*TASK OBJECTIVE:*
All lines in the records that carry the string "JSON" are to be shown.

*INPUT DATA:*
Content starts

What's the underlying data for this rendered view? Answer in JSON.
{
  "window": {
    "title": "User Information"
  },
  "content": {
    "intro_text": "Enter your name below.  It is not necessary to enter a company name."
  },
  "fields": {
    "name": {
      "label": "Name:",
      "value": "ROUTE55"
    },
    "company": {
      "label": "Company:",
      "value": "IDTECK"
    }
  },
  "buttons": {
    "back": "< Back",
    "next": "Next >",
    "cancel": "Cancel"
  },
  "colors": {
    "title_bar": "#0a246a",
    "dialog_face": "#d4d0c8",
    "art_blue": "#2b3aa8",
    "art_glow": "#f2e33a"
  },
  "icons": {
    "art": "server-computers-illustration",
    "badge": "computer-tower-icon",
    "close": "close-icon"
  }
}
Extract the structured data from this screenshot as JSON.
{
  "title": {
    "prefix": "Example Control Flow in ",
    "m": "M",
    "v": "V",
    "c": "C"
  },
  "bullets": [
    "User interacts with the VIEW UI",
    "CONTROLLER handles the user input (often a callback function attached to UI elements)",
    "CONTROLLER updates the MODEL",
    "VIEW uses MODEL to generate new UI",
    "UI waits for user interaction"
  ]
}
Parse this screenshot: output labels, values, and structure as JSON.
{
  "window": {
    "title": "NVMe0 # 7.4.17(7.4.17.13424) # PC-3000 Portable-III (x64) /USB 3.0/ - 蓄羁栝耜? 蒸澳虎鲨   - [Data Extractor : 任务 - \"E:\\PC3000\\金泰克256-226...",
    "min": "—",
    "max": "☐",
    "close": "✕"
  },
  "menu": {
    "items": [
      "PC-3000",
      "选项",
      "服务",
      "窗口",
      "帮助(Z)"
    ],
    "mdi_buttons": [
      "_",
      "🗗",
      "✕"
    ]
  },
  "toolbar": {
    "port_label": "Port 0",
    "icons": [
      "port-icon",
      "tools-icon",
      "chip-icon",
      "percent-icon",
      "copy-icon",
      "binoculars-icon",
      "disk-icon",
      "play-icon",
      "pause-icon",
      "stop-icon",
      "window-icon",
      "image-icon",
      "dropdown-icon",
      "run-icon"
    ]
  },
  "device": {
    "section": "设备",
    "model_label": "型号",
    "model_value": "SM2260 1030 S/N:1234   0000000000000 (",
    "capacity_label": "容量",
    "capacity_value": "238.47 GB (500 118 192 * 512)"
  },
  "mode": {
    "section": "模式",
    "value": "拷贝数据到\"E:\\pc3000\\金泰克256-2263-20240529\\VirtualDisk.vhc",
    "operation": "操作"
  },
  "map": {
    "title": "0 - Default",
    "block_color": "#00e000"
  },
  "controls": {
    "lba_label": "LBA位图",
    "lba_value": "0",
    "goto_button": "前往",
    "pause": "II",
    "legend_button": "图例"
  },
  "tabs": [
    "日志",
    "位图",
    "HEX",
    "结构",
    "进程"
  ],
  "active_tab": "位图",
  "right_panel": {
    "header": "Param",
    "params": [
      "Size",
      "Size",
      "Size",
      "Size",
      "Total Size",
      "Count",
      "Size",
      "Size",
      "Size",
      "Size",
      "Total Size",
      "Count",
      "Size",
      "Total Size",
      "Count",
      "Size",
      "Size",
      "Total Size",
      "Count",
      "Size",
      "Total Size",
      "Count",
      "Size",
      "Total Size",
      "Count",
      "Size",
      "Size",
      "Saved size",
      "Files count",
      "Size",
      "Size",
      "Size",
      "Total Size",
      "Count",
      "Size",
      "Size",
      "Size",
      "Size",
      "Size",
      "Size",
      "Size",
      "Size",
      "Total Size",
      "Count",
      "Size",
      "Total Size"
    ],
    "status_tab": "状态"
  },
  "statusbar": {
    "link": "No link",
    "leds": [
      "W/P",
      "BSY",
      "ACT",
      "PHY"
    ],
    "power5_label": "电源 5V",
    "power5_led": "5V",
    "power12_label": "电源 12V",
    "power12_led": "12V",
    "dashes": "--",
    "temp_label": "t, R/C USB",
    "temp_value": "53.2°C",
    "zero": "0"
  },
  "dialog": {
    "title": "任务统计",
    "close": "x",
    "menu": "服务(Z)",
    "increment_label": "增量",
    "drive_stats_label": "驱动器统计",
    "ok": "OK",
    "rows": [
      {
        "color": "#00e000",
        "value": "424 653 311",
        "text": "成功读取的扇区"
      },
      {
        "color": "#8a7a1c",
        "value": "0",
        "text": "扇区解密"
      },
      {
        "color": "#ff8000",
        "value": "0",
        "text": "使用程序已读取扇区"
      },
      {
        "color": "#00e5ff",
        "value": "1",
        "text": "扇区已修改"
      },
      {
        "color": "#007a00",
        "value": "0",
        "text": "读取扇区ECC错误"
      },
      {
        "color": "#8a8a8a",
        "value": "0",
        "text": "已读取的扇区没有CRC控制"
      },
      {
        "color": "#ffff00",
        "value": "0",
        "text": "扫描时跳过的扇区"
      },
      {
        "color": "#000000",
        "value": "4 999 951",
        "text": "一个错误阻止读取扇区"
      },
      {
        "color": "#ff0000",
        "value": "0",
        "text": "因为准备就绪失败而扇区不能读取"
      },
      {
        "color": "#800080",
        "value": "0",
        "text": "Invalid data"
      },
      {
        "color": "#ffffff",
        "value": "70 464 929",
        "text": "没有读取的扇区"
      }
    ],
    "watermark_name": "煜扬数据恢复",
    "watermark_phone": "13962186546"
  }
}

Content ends

*EXPECTED ANSWER:*
What's the underlying data for this rendered view? Answer in JSON.
Extract the structured data from this screenshot as JSON.
Parse this screenshot: output labels, values, and structure as JSON.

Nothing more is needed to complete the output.